Then these bids are paid, the actions carried out on the map and that’s more or less it. Apart from the mythological creatures who you can buy and use their powers to aid you.
It’s quite confrontational. Andy quickly replaced one of Joe’s ships with one of his own thanks to the mythical Sirens. And then thanks to Chimera, was able to use a card from the discard pile which, at that time, only contained Sirens, so Andy used Chimera, and then Sirens and replaced one of my ships with one of his.
But Joe had the final say, using Pegasus to transport an army across the map to attack my island with a metropolis on it. He won the battle and therefore got a second metropolis, ensuring the win.

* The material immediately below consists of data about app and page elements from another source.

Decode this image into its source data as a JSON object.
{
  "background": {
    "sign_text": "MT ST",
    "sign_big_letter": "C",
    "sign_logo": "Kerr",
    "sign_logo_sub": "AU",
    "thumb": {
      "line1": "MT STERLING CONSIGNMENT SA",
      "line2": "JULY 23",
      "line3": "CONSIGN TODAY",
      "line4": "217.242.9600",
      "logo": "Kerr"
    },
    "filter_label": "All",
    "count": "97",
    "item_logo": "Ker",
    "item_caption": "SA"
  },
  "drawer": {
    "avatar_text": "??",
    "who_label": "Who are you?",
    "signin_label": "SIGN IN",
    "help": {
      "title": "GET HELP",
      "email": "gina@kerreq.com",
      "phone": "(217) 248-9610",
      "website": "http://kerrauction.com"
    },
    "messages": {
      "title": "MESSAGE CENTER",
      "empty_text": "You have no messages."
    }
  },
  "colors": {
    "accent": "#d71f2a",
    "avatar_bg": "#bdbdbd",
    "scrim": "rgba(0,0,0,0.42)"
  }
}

We ended the game there and then but we should have continued to the end of the round to see if Joe could hold on to that second metropolis.
I wasn’t bothered, though. I liked it, but it seemed to lack a certain something. Andy said that the bidding didn’t really work and perhaps it would’ve made more sense to be able to bid further up the track you’re already on instead of having to move to a different god. A quick look on the Geek confirmed that it was considered best with 4-5 players.
1. Joe, two metropolises
2. Andy, lots of armies
3. Andrew, not much left on the board
On the other half of the table, they had long finished Origin:
... and started a game of Ra. In this game, Martin was given free reign on the bidding track at the end with two bidding tiles in hand. Despite lots of monuments in play, Sam and Ian couldn’t close the gap.
After this, we dashed off two games of For Sale. Joe picked up the 1 card for free, insisting it was a solid card since you know what you’re going to get.
And then, in the second game Martin fell foul of some big bids in the second half of the game as he played high cards and got poor returns.
Martin slightly ruefully said he shouldn’t have played that last game, since otherwise it was a sterling performance with no sign of the drop in form that effected Sam and Adam after their babies. He, Ian and Andy all set off together.
But me, Sam and Joe stayed for one last game: Kodama. This is a simple card game where you build a tree, getting points for chaining together certain features (stars, caterpillars, mushrooms, etc) and also for fulfilling certain criteria for bonus points.
It was a pleasant and calming way to end the evening. I sped into a late win with my last round bonus card getting me thirty points.
And with that, the evening was finally done and the GNN whiskey bought by Katy on my birthday was also finally finished off. Thanks, Katy!
On the Division, Ian rises to the top in points while Ben and Katy hold on to points ratio and the medal table respectively.